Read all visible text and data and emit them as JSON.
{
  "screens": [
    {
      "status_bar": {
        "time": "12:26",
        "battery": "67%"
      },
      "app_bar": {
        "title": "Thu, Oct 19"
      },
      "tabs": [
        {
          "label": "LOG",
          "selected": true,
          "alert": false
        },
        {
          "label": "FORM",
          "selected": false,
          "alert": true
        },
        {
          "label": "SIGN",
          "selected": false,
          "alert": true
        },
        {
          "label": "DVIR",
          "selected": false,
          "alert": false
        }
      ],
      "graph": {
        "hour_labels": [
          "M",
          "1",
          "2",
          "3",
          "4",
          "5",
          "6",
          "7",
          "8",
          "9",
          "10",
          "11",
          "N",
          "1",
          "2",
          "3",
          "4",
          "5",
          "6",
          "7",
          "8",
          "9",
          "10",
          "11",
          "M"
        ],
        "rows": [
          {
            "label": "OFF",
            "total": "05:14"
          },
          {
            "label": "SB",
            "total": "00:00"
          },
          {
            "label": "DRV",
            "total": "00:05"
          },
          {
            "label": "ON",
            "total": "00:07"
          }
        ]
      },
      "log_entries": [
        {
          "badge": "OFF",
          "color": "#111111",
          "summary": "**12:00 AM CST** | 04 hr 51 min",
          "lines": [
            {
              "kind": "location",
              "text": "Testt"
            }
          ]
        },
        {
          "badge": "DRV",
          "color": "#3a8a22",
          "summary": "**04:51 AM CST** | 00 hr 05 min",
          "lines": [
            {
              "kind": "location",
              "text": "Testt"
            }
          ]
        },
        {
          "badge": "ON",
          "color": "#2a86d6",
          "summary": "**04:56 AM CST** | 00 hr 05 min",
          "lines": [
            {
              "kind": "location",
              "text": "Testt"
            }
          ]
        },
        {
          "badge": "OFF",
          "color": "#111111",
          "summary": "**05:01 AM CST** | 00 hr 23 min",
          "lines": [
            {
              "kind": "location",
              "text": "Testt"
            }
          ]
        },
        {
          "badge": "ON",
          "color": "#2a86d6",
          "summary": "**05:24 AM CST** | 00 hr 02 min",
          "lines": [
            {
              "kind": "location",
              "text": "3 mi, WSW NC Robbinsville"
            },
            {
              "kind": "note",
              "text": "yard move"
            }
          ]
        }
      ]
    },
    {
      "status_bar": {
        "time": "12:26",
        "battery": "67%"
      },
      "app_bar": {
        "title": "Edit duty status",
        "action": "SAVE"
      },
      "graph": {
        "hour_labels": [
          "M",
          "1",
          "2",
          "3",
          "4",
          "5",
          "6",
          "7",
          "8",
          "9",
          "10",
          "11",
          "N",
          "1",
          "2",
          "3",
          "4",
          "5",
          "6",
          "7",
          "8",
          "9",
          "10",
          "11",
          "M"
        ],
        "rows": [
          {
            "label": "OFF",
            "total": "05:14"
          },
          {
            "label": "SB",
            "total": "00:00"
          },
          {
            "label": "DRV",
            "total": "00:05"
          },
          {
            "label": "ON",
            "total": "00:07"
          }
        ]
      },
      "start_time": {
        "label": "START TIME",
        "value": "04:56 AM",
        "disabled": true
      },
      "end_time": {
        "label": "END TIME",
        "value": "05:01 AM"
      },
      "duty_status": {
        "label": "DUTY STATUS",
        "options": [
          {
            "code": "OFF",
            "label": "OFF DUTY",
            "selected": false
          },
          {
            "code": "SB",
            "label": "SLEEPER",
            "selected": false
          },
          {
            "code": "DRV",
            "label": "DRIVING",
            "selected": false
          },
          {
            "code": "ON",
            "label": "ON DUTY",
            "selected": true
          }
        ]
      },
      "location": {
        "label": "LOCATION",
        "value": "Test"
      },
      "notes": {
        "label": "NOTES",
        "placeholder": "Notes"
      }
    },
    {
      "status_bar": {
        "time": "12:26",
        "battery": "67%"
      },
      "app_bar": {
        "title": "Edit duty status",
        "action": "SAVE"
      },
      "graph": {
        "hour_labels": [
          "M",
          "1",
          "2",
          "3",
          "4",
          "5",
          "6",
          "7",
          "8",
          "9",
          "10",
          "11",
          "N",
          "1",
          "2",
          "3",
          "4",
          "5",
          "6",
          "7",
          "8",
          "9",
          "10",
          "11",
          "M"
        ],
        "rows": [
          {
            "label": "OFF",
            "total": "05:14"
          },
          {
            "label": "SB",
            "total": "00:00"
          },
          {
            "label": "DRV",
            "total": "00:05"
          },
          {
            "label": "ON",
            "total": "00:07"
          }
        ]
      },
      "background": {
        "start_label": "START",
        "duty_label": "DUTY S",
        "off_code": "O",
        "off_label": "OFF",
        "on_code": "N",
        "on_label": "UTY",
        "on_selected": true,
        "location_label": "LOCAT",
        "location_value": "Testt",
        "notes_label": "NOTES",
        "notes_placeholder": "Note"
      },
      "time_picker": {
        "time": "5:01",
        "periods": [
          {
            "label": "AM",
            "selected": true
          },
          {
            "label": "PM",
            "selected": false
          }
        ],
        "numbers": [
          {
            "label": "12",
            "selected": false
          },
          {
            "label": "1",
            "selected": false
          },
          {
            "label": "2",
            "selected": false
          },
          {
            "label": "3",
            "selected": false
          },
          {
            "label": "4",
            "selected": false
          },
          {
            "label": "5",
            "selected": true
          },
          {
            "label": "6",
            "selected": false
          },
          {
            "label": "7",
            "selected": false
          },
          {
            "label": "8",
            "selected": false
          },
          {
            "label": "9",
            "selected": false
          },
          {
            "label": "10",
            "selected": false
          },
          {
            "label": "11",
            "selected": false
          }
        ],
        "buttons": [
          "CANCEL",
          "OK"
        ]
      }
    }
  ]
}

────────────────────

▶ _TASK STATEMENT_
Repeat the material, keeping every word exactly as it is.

▶ _SOLUTION FOR THIS TASK_
Read all visible text and data and emit them as JSON.
{
  "screens": [
    {
      "status_bar": {
        "time": "12:26",
        "battery": "67%"
      },
      "app_bar": {
        "title": "Thu, Oct 19"
      },
      "tabs": [
        {
          "label": "LOG",
          "selected": true,
          "alert": false
        },
        {
          "label": "FORM",
          "selected": false,
          "alert": true
        },
        {
          "label": "SIGN",
          "selected": false,
          "alert": true
        },
        {
          "label": "DVIR",
          "selected": false,
          "alert": false
        }
      ],
      "graph": {
        "hour_labels": [
          "M",
          "1",
          "2",
          "3",
          "4",
          "5",
          "6",
          "7",
          "8",
          "9",
          "10",
          "11",
          "N",
          "1",
          "2",
          "3",
          "4",
          "5",
          "6",
          "7",
          "8",
          "9",
          "10",
          "11",
          "M"
        ],
        "rows": [
          {
            "label": "OFF",
            "total": "05:14"
          },
          {
            "label": "SB",
            "total": "00:00"
          },
          {
            "label": "DRV",
            "total": "00:05"
          },
          {
            "label": "ON",
            "total": "00:07"
          }
        ]
      },
      "log_entries": [
        {
          "badge": "OFF",
          "color": "#111111",
          "summary": "**12:00 AM CST** | 04 hr 51 min",
          "lines": [
            {
              "kind": "location",
              "text": "Testt"
            }
          ]
        },
        {
          "badge": "DRV",
          "color": "#3a8a22",
          "summary": "**04:51 AM CST** | 00 hr 05 min",
          "lines": [
            {
              "kind": "location",
              "text": "Testt"
            }
          ]
        },
        {
          "badge": "ON",
          "color": "#2a86d6",
          "summary": "**04:56 AM CST** | 00 hr 05 min",
          "lines": [
            {
              "kind": "location",
              "text": "Testt"
            }
          ]
        },
        {
          "badge": "OFF",
          "color": "#111111",
          "summary": "**05:01 AM CST** | 00 hr 23 min",
          "lines": [
            {
              "kind": "location",
              "text": "Testt"
            }
          ]
        },
        {
          "badge": "ON",
          "color": "#2a86d6",
          "summary": "**05:24 AM CST** | 00 hr 02 min",
          "lines": [
            {
              "kind": "location",
              "text": "3 mi, WSW NC Robbinsville"
            },
            {
              "kind": "note",
              "text": "yard move"
            }
          ]
        }
      ]
    },
    {
      "status_bar": {
        "time": "12:26",
        "battery": "67%"
      },
      "app_bar": {
        "title": "Edit duty status",
        "action": "SAVE"
      },
      "graph": {
        "hour_labels": [
          "M",
          "1",
          "2",
          "3",
          "4",
          "5",
          "6",
          "7",
          "8",
          "9",
          "10",
          "11",
          "N",
          "1",
          "2",
          "3",
          "4",
          "5",
          "6",
          "7",
          "8",
          "9",
          "10",
          "11",
          "M"
        ],
        "rows": [
          {
            "label": "OFF",
            "total": "05:14"
          },
          {
            "label": "SB",
            "total": "00:00"
          },
          {
            "label": "DRV",
            "total": "00:05"
          },
          {
            "label": "ON",
            "total": "00:07"
          }
        ]
      },
      "start_time": {
        "label": "START TIME",
        "value": "04:56 AM",
        "disabled": true
      },
      "end_time": {
        "label": "END TIME",
        "value": "05:01 AM"
      },
      "duty_status": {
        "label": "DUTY STATUS",
        "options": [
          {
            "code": "OFF",
            "label": "OFF DUTY",
            "selected": false
          },
          {
            "code": "SB",
            "label": "SLEEPER",
            "selected": false
          },
          {
            "code": "DRV",
            "label": "DRIVING",
            "selected": false
          },
          {
            "code": "ON",
            "label": "ON DUTY",
            "selected": true
          }
        ]
      },
      "location": {
        "label": "LOCATION",
        "value": "Test"
      },
      "notes": {
        "label": "NOTES",
        "placeholder": "Notes"
      }
    },
    {
      "status_bar": {
        "time": "12:26",
        "battery": "67%"
      },
      "app_bar": {
        "title": "Edit duty status",
        "action": "SAVE"
      },
      "graph": {
        "hour_labels": [
          "M",
          "1",
          "2",
          "3",
          "4",
          "5",
          "6",
          "7",
          "8",
          "9",
          "10",
          "11",
          "N",
          "1",
          "2",
          "3",
          "4",
          "5",
          "6",
          "7",
          "8",
          "9",
          "10",
          "11",
          "M"
        ],
        "rows": [
          {
            "label": "OFF",
            "total": "05:14"
          },
          {
            "label": "SB",
            "total": "00:00"
          },
          {
            "label": "DRV",
            "total": "00:05"
          },
          {
            "label": "ON",
            "total": "00:07"
          }
        ]
      },
      "background": {
        "start_label": "START",
        "duty_label": "DUTY S",
        "off_code": "O",
        "off_label": "OFF",
        "on_code": "N",
        "on_label": "UTY",
        "on_selected": true,
        "location_label": "LOCAT",
        "location_value": "Testt",
        "notes_label": "NOTES",
        "notes_placeholder": "Note"
      },
      "time_picker": {
        "time": "5:01",
        "periods": [
          {
            "label": "AM",
            "selected": true
          },
          {
            "label": "PM",
            "selected": false
          }
        ],
        "numbers": [
          {
            "label": "12",
            "selected": false
          },
          {
            "label": "1",
            "selected": false
          },
          {
            "label": "2",
            "selected": false
          },
          {
            "label": "3",
            "selected": false
          },
          {
            "label": "4",
            "selected": false
          },
          {
            "label": "5",
            "selected": true
          },
          {
            "label": "6",
            "selected": false
          },
          {
            "label": "7",
            "selected": false
          },
          {
            "label": "8",
            "selected": false
          },
          {
            "label": "9",
            "selected": false
          },
          {
            "label": "10",
            "selected": false
          },
          {
            "label": "11",
            "selected": false
          }
        ],
        "buttons": [
          "CANCEL",
          "OK"
        ]
      }
    }
  ]
}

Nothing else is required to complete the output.